*Assignment:*
Once every line in the data below has been checked for "Info", give the number of lines that hold it, and only that.

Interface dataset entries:
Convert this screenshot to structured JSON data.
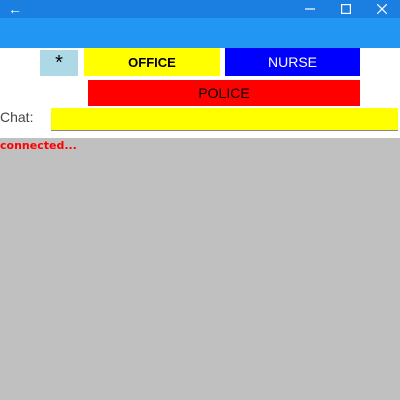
{
  "titlebar": {
    "back_icon": "←",
    "minimize_icon": "—",
    "maximize_icon": "☐",
    "close_icon": "✕",
    "bg_color": "#1a7fe0"
  },
  "appbar": {
    "bg_color": "#2196f3"
  },
  "buttons": {
    "star": "*",
    "office": "OFFICE",
    "nurse": "NURSE",
    "police": "POLICE"
  },
  "colors": {
    "star": "#add8e6",
    "office": "#ffff00",
    "nurse": "#0000ff",
    "police": "#ff0000",
    "status_text": "#ff0000",
    "content_bg": "#c0c0c0"
  },
  "chat": {
    "label": "Chat:",
    "value": "",
    "placeholder": ""
  },
  "status": {
    "text": "connected..."
  }
}
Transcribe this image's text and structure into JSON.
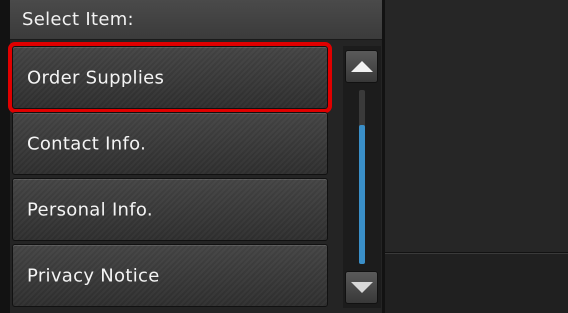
{
  "header": {
    "title": "Select Item:"
  },
  "items": [
    {
      "label": "Order Supplies",
      "selected": true
    },
    {
      "label": "Contact Info.",
      "selected": false
    },
    {
      "label": "Personal Info.",
      "selected": false
    },
    {
      "label": "Privacy Notice",
      "selected": false
    }
  ],
  "scrollbar": {
    "up_icon": "triangle-up-icon",
    "down_icon": "triangle-down-icon",
    "thumb_start_fraction": 0.2,
    "thumb_end_fraction": 1.0
  },
  "colors": {
    "selection_outline": "#e00000",
    "scroll_thumb": "#3a8fc8"
  }
}
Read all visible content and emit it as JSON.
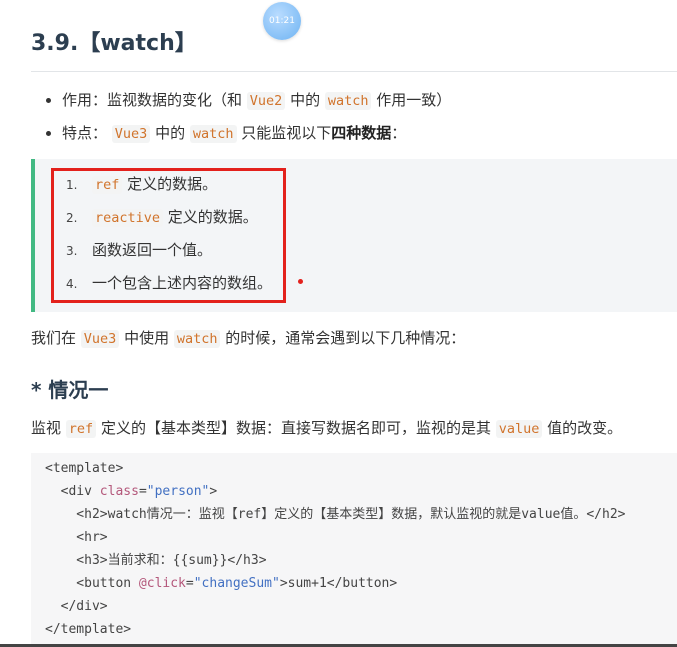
{
  "timer": {
    "label": "01:21"
  },
  "heading": {
    "number": "3.9.",
    "title": "【watch】"
  },
  "bullets": [
    {
      "label": "作用：监视数据的变化（和 ",
      "code1": "Vue2",
      "mid": " 中的 ",
      "code2": "watch",
      "end": " 作用一致）"
    },
    {
      "label": "特点：",
      "code1": "Vue3",
      "mid": " 中的 ",
      "code2": "watch",
      "end": " 只能监视以下",
      "bold": "四种数据",
      "tail": "："
    }
  ],
  "watch_sources": [
    {
      "num": "1.",
      "code": "ref",
      "text": " 定义的数据。"
    },
    {
      "num": "2.",
      "code": "reactive",
      "text": " 定义的数据。"
    },
    {
      "num": "3.",
      "code": "",
      "text": "函数返回一个值。"
    },
    {
      "num": "4.",
      "code": "",
      "text": "一个包含上述内容的数组。"
    }
  ],
  "usage_note": {
    "prefix": "我们在 ",
    "code1": "Vue3",
    "mid": " 中使用 ",
    "code2": "watch",
    "end": " 的时候，通常会遇到以下几种情况："
  },
  "case_heading": "* 情况一",
  "case_desc": {
    "prefix": "监视 ",
    "code1": "ref",
    "mid": " 定义的【基本类型】数据：直接写数据名即可，监视的是其 ",
    "code2": "value",
    "end": " 值的改变。"
  },
  "code_lines": [
    {
      "a": "<template>"
    },
    {
      "a": "  <div ",
      "attr": "class",
      "b": "=",
      "str": "\"person\"",
      "c": ">"
    },
    {
      "a": "    <h2>watch情况一：监视【ref】定义的【基本类型】数据，默认监视的就是value值。</h2>"
    },
    {
      "a": "    <hr>"
    },
    {
      "a": "    <h3>当前求和：{{sum}}</h3>"
    },
    {
      "a": "    <button ",
      "attr": "@click",
      "b": "=",
      "str": "\"changeSum\"",
      "c": ">sum+1</button>"
    },
    {
      "a": "  </div>"
    },
    {
      "a": "</template>"
    }
  ]
}
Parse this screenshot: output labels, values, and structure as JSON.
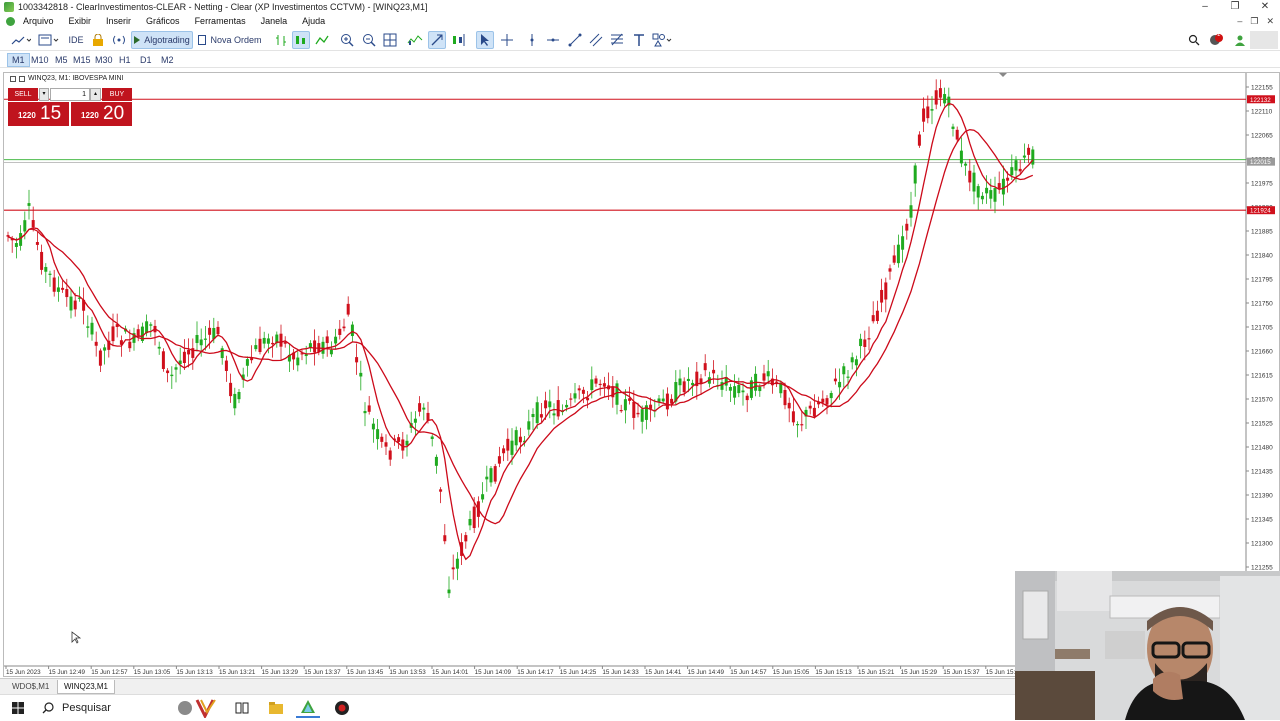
{
  "window": {
    "title": "1003342818 - ClearInvestimentos-CLEAR - Netting - Clear (XP Investimentos CCTVM) - [WINQ23,M1]",
    "controls": [
      "–",
      "❐",
      "✕"
    ]
  },
  "menu": {
    "items": [
      "Arquivo",
      "Exibir",
      "Inserir",
      "Gráficos",
      "Ferramentas",
      "Janela",
      "Ajuda"
    ],
    "mdi": [
      "–",
      "❐",
      "✕"
    ]
  },
  "toolbar": {
    "ide_label": "IDE",
    "algotrading_label": "Algotrading",
    "nova_ordem_label": "Nova Ordem",
    "notification_count": "1"
  },
  "timeframes": [
    "M1",
    "M10",
    "M5",
    "M15",
    "M30",
    "H1",
    "D1",
    "M2"
  ],
  "active_timeframe": "M1",
  "chart": {
    "title": "WINQ23, M1:  IBOVESPA MINI",
    "symbol": "WINQ23",
    "trade": {
      "sell_label": "SELL",
      "buy_label": "BUY",
      "qty": "1",
      "sell_price_small": "1220",
      "sell_price_big": "15",
      "buy_price_small": "1220",
      "buy_price_big": "20"
    },
    "price_levels": [
      "122155",
      "122110",
      "122065",
      "122020",
      "121975",
      "121930",
      "121885",
      "121840",
      "121795",
      "121750",
      "121705",
      "121660",
      "121615",
      "121570",
      "121525",
      "121480",
      "121435",
      "121390",
      "121345",
      "121300",
      "121255"
    ],
    "price_tags": {
      "top_line": "122132",
      "current": "122015",
      "low_line": "121924"
    },
    "time_labels": [
      "15 Jun 2023",
      "15 Jun 12:49",
      "15 Jun 12:57",
      "15 Jun 13:05",
      "15 Jun 13:13",
      "15 Jun 13:21",
      "15 Jun 13:29",
      "15 Jun 13:37",
      "15 Jun 13:45",
      "15 Jun 13:53",
      "15 Jun 14:01",
      "15 Jun 14:09",
      "15 Jun 14:17",
      "15 Jun 14:25",
      "15 Jun 14:33",
      "15 Jun 14:41",
      "15 Jun 14:49",
      "15 Jun 14:57",
      "15 Jun 15:05",
      "15 Jun 15:13",
      "15 Jun 15:21",
      "15 Jun 15:29",
      "15 Jun 15:37",
      "15 Jun 15:"
    ],
    "colors": {
      "bull": "#1faa1f",
      "bear": "#d0101c",
      "ma": "#cc0a1a",
      "current_line": "#4cbb4c"
    }
  },
  "chart_tabs": [
    "WDO$,M1",
    "WINQ23,M1"
  ],
  "active_chart_tab": "WINQ23,M1",
  "taskbar": {
    "search_placeholder": "Pesquisar"
  }
}
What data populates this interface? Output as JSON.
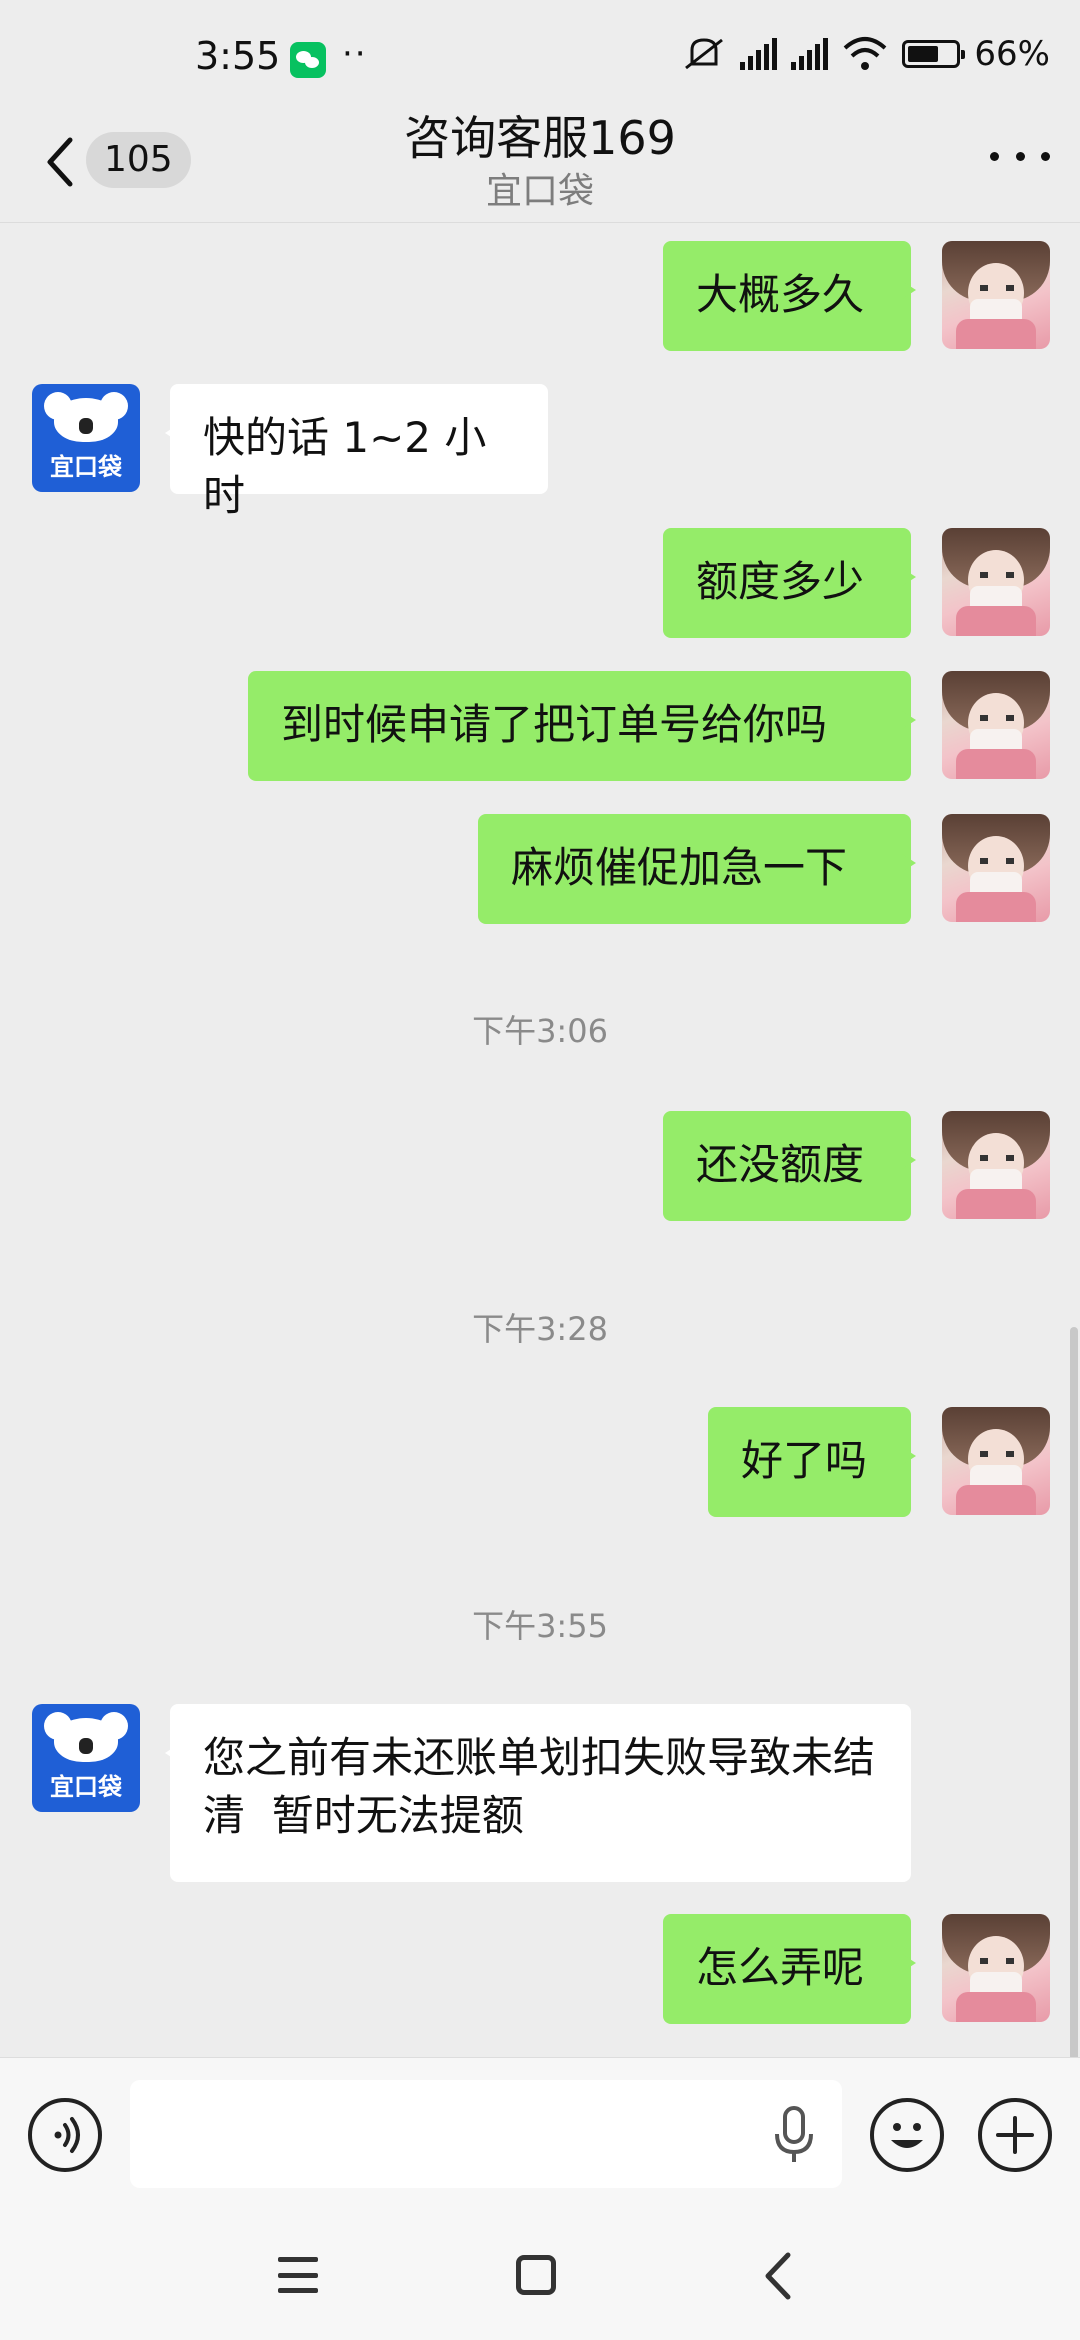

*Result:*
2